WORK REQUIRED.
Every line of the data is to be reproduced exactly.

INFORMATION GIVEN.
++++++

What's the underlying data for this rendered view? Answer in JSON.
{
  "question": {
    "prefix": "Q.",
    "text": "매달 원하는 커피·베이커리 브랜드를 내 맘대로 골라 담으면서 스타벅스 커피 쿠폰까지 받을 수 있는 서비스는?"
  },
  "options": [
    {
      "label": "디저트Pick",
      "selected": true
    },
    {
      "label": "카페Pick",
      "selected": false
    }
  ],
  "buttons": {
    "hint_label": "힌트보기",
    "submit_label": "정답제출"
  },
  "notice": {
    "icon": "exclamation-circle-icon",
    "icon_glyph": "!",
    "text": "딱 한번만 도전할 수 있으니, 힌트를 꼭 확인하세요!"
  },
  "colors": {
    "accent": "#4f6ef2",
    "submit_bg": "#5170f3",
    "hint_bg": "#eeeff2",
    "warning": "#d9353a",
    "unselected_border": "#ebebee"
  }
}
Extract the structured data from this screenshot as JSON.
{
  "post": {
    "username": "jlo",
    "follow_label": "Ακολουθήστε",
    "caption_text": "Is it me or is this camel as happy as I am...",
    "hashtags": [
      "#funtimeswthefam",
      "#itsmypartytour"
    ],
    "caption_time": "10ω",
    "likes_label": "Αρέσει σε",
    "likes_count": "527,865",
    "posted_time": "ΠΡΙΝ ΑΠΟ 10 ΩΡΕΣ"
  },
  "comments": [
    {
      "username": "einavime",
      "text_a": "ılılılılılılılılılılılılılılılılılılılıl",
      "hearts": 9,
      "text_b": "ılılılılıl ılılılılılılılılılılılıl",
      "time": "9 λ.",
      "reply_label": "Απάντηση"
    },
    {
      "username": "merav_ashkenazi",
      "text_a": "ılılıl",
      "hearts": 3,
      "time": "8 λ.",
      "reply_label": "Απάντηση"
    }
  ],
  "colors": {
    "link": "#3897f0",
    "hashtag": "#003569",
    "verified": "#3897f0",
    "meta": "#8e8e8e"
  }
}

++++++

SOLUTION FOR THIS PROBLEM.
What's the underlying data for this rendered view? Answer in JSON.
{
  "question": {
    "prefix": "Q.",
    "text": "매달 원하는 커피·베이커리 브랜드를 내 맘대로 골라 담으면서 스타벅스 커피 쿠폰까지 받을 수 있는 서비스는?"
  },
  "options": [
    {
      "label": "디저트Pick",
      "selected": true
    },
    {
      "label": "카페Pick",
      "selected": false
    }
  ],
  "buttons": {
    "hint_label": "힌트보기",
    "submit_label": "정답제출"
  },
  "notice": {
    "icon": "exclamation-circle-icon",
    "icon_glyph": "!",
    "text": "딱 한번만 도전할 수 있으니, 힌트를 꼭 확인하세요!"
  },
  "colors": {
    "accent": "#4f6ef2",
    "submit_bg": "#5170f3",
    "hint_bg": "#eeeff2",
    "warning": "#d9353a",
    "unselected_border": "#ebebee"
  }
}
Extract the structured data from this screenshot as JSON.
{
  "post": {
    "username": "jlo",
    "follow_label": "Ακολουθήστε",
    "caption_text": "Is it me or is this camel as happy as I am...",
    "hashtags": [
      "#funtimeswthefam",
      "#itsmypartytour"
    ],
    "caption_time": "10ω",
    "likes_label": "Αρέσει σε",
    "likes_count": "527,865",
    "posted_time": "ΠΡΙΝ ΑΠΟ 10 ΩΡΕΣ"
  },
  "comments": [
    {
      "username": "einavime",
      "text_a": "ılılılılılılılılılılılılılılılılılılılıl",
      "hearts": 9,
      "text_b": "ılılılılıl ılılılılılılılılılılılıl",
      "time": "9 λ.",
      "reply_label": "Απάντηση"
    },
    {
      "username": "merav_ashkenazi",
      "text_a": "ılılıl",
      "hearts": 3,
      "time": "8 λ.",
      "reply_label": "Απάντηση"
    }
  ],
  "colors": {
    "link": "#3897f0",
    "hashtag": "#003569",
    "verified": "#3897f0",
    "meta": "#8e8e8e"
  }
}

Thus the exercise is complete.